Sora apprenticed at an early age to old Soranth, the inventor. He was cranky but she learned fast, so she avoided his wrath most of the time, and accepted his fist when she didn't. She didn't mind - she usually understood his experiments, clear lines that linked up into brilliant ideas, how the sky followed rules, just like the Iirijjin, and if she learned all the rules, she would understand the universe and how it worked. Nothing was more exciting than that.
Riadne got his powers from knowing the universe; from peeking under her skirt and watching her work. She was made of crystal and light and metal and absence. His hands worked their magic and she gave herself to him, gave him her secrets so he could make her bend and sway and recreate herself.
Sora's star-glass gave her trouble, set so loosely in its frame. The other Searchers laughed at her, at her own invention of refraction and magnification, cobbled together from sweat and imagination and just a little sticking gloop. She mounted the platform, adjusting the furthest lens precisely and used the meetha glue to hold it in place. She knocked the scope askew as she climbed down, cursing in Ronon's name, spitting Sedideh from her lips as easily as if she was a warrior with no better breeding. A glance at the sky before she readjusted the scope showed a cluster; her heart stuttered briefly in fear and her father's voice rang in her ears.
When Sheperd was a man, he mastered the sky and made it his own. He flew and flew and laughed with the glory of it until the gods accidentally struck him down while they were at play. When she saw him fall, We'r took pity on his broken wings and carried him to her throne. When she laid him down, the throne lit up with the power of the Old Ones, the gods before gods, and Sheperd knew himself to be a god and lived in Lenthia forevermore.
The gate was half buried when Haaln brought Sora through; she had to climb dunes to get up to the controls. It wasn't her specialty, but she trusted Haaln's judgment; she had never before seen a gate with eight crystals, so she thought he must be right. She followed him closely, setting up her star-glass on the desert planet, mapping the stars in the Riadne Galaxy as Haaln and his team worked on the gate.
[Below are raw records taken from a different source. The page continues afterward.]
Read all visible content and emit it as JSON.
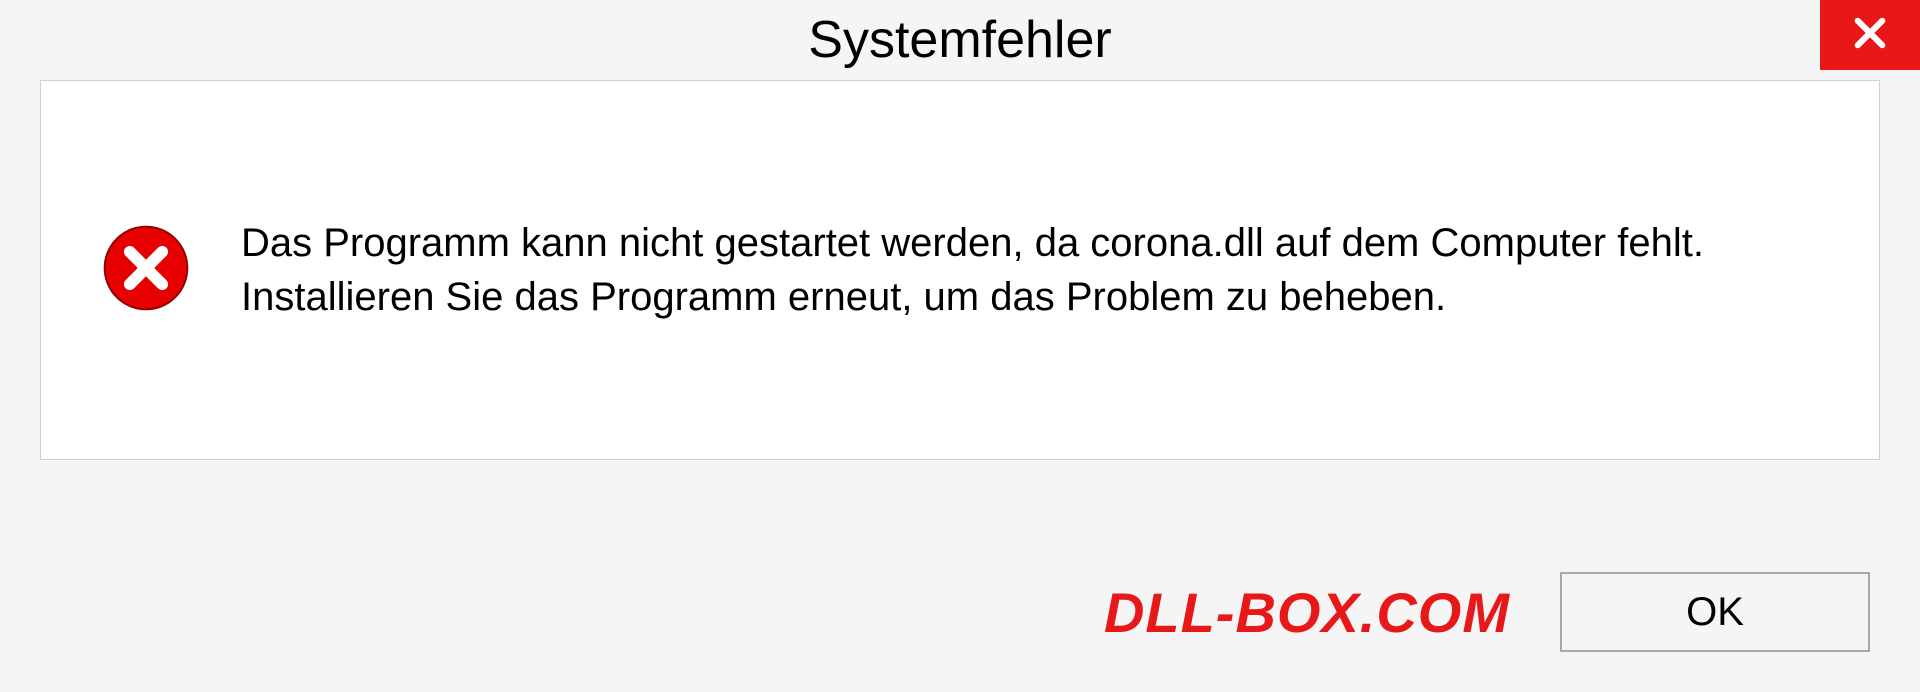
{
  "dialog": {
    "title": "Systemfehler",
    "message": "Das Programm kann nicht gestartet werden, da corona.dll auf dem Computer fehlt. Installieren Sie das Programm erneut, um das Problem zu beheben.",
    "ok_label": "OK"
  },
  "watermark": {
    "text": "DLL-BOX.COM"
  }
}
When it finally flared into life, the threshold shimmering like every other gate she had traveled, her heart stopped for a moment, and she kissed Haaln with the joy of it, taking him to her bed to celebrate.
We'r chose the gods to travel to Lenthia, Riadne and Sheperd and Beket; her court constructed with care and forethought. They came to Lenthia, their place held by the Old Ones, and killed the Rathe that had crushed the peoples of the galaxy when the Old Ones had left. The battle raged across the stars, and when the Lenthian gods reigned alone, the Iirijjin rose up from the dust of their oppression.
The na shanen, the first wave, was built in the image of the gods, even if the Elders did not select the company for that purpose. They had Warriors and Dokters and Tinkers and Growers. Sora was a Searcher but she was a Tinker too; she couldn't keep her hands from the machines that called for them. She longed to see what the far galaxy would show her, to live in Riadne's image.
Before crossing the threshold of the gate, Sora took one last look at her home, represented in the broken glass and sand of the city.
Finally, it is time to write my own stories.